Mr Mahinda Rajapakse appeared assured of victory when he called snap polls in November, seeking an unprecedented third term in office five years after crushing a violent separatist rebellion that had traumatised the country for decades.
But his health minister's shock decision to defect from the government and stand against him led to a bitterly fought campaign for an election that analysts say is too close to call.
Mr Maithripala Sirisena was a relative unknown until he announced he was standing as the main opposition candidate, but has led a slew of defections and become a rallying point for disaffection with Rajapakse and his powerful family.
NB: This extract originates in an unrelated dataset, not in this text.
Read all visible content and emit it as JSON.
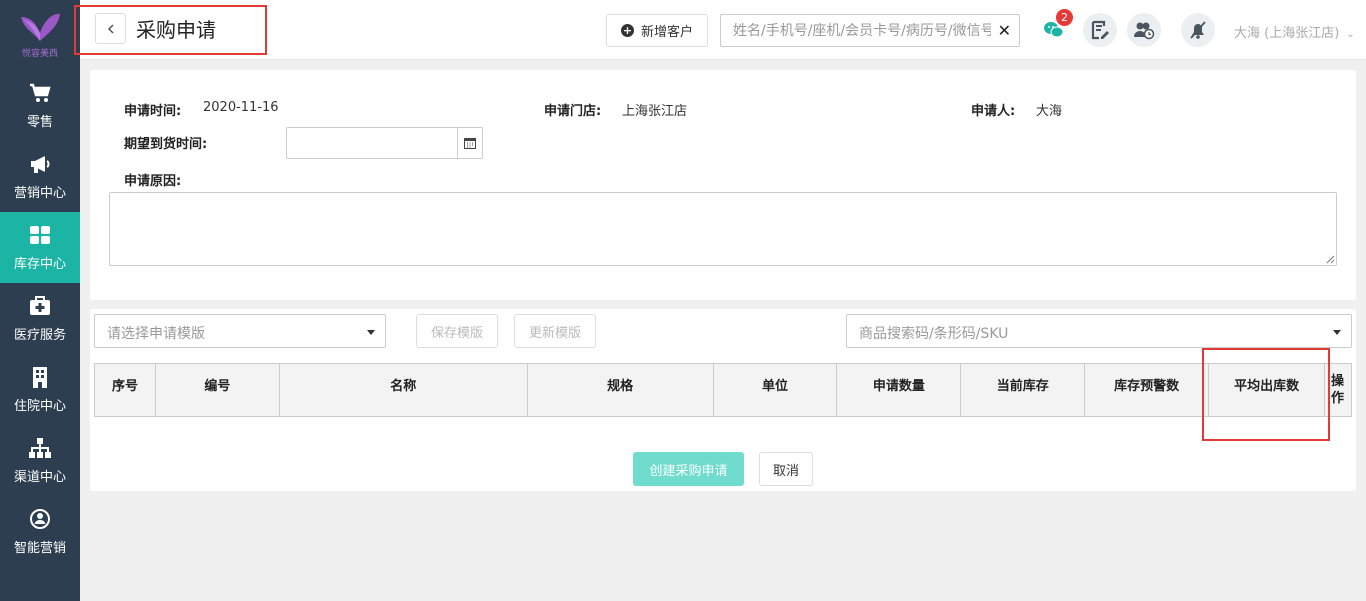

"Sirisena has become the symbol for those arguing for better governance in this country and anti-corruption," said Mr Paikiasothy Saravanamuttu, director of the Centre for Policy Alternatives think tank.
"A lot of it is him as a symbol to oust the Rajapakses, who people believe are very dangerous as far as the democratic future of the country is concerned."
Mr Rajapakse is South Asia's longest-serving leader and had appeared politically invincible after his forces crushed the Tamil Tigers in 2009 and brought peace to the island.
He won a landslide election victory in 2010, but critics say he has failed to bring about reconciliation with Sri Lanka's Tamil minority in the years that followed.
His second term has been dogged by accusations of corruption, including undermining the independence of the judiciary and lining the pockets of political cronies through lucrative contracts.
Sri Lanka's economy has grown by an annual average of over seven percent since the war ended, partly thanks to hefty investment from China.
But the opposition says Chinese contractors have employed few local people, and household incomes have not kept pace with national growth rates.
The 69-year-old President, who has been accused of growing authoritarianism, removed the two-term limit on the presidency and given himself more powers soon after winning his second term.
He has packed the government with relatives, sparking resentment even within his own party.
Opposition parties, including the main Tamil party, have rallied behind Mr Sirisena, a 63-year-old farmer-turned-politician who is from the majority Sinhalese community.
The President has taken drastic measures to shore up support, slashing fuel prices, cutting water and electricity tariffs and giving subsidised motorcycles and hefty pay increases to 1.6 million public servants.
Mr Rajapakse has also promised a judicial inquiry into allegations that his troops killed 40,000 Tamil civilians at the end of the civil war, although he still refuses to cooperate with a UN-mandated investigation.
Mr Rajapakse is widely detested by members of the country's biggest minority, who account for 13 per cent of its 15 million people and usually vote as a bloc.
With analysts and media predicting a tight race, election monitors have expressed fears authorities could try to intimidate voters.
The independent Centre for Monitoring Election Violence (CMEV) said it had documented 420 incidences of violence during the campaign, with the Tamil-dominated north worst hit.
On Wednesday, police said an opposition activist had died after being hit in a drive-by shooting at a rally for Sirisena.